His Honour held that "the relevant going concern was the total subject matter of both contracts, because the business or enterprise of a hotel cannot be conducted without land from which to conduct it." His Honour so found despite the fact that the parties had only agreed in the contract for the purchase of the business that the sale of the business was the sale of a going concern. In contrast, the contract for the purchase of the land and improvements stated only that "the Purchase Price does not include GST".
His Honour rejected the purchaser's argument that there were 2 contracts which, although providing for simultaneous settlement, were separate, and that the provision in the business sale contract operated only with respect to the subject-matter of that contract and accordingly excluded the land sale, entitling it to claim input tax credits in respect of the purchase of the land.
His Honour said at para 24:
"The present enterprise is the business of the hotel. It is attached to land. The parties intended that the supply would be of the business carried on where it was conducted at the time of the sale.
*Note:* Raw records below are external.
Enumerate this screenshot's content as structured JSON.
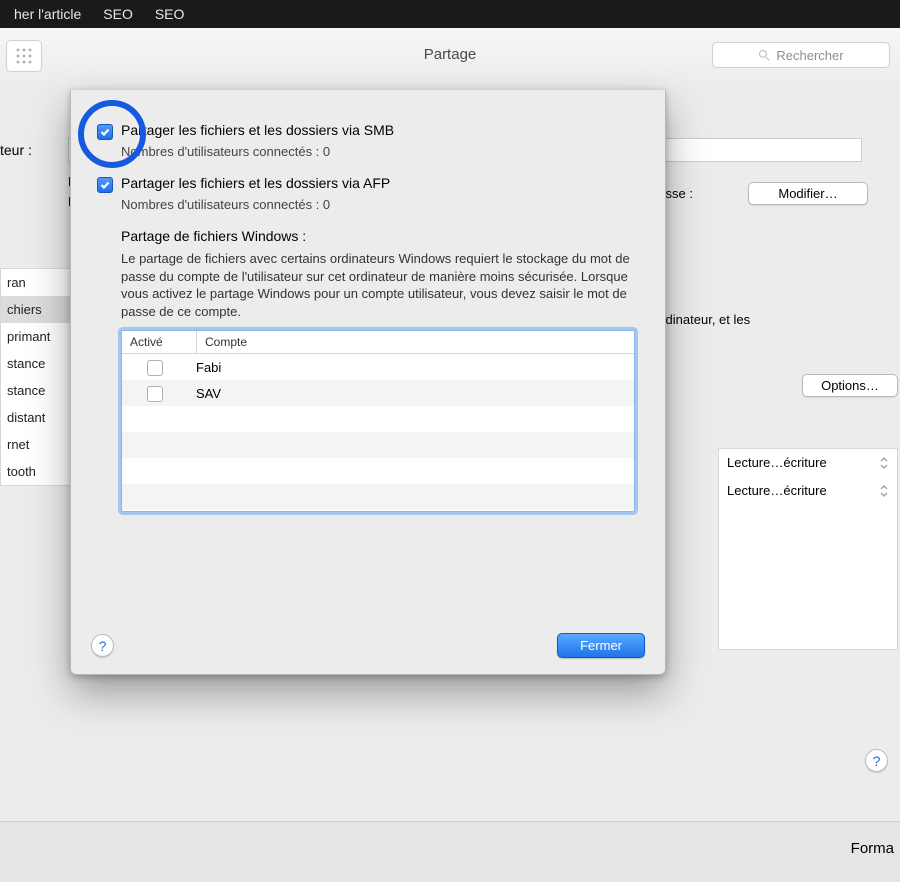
{
  "menubar": {
    "items": [
      "her l'article",
      "SEO",
      "SEO"
    ]
  },
  "toolbar": {
    "title": "Partage",
    "search_placeholder": "Rechercher"
  },
  "prefs": {
    "computer_label": "teur :",
    "l_line": "L",
    "f_line": "F",
    "address_label": "resse :",
    "modify_btn": "Modifier…",
    "right_text": "ordinateur, et les",
    "options_btn": "Options…"
  },
  "sidebar": {
    "items": [
      "ran",
      "chiers",
      "primant",
      "stance",
      "stance",
      " distant",
      "rnet",
      "tooth"
    ],
    "selected_index": 1
  },
  "perm": {
    "rows": [
      "Lecture…écriture",
      "Lecture…écriture"
    ]
  },
  "bottom": {
    "label": "Forma"
  },
  "sheet": {
    "smb_label": "Partager les fichiers et les dossiers via SMB",
    "smb_info": "Nombres d'utilisateurs connectés : 0",
    "afp_label": "Partager les fichiers et les dossiers via AFP",
    "afp_info": "Nombres d'utilisateurs connectés : 0",
    "win_title": "Partage de fichiers Windows :",
    "win_desc": "Le partage de fichiers avec certains ordinateurs Windows requiert le stockage du mot de passe du compte de l'utilisateur sur cet ordinateur de manière moins sécurisée. Lorsque vous activez le partage Windows pour un compte utilisateur, vous devez saisir le mot de passe de ce compte.",
    "col_on": "Activé",
    "col_acct": "Compte",
    "accounts": [
      {
        "on": false,
        "name": "Fabi"
      },
      {
        "on": false,
        "name": "SAV"
      }
    ],
    "close": "Fermer",
    "help": "?"
  }
}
The [purchaser] correctly conceded that the land was one of the things necessary for the continued operation of the hotel business...The relevant going concern for the purposes of the GST Act was accordingly the business and the land on which it was situated. The phrase "going concern" might have an alternative meaning in a different context but that was its meaning in the present circumstances for the purpose of the GST Act."
Debonne Holdings Pty Ltd and FCT  AATA 886 (AAT, Downes J, President, 19 October 2006).
For a copy of the decision, go here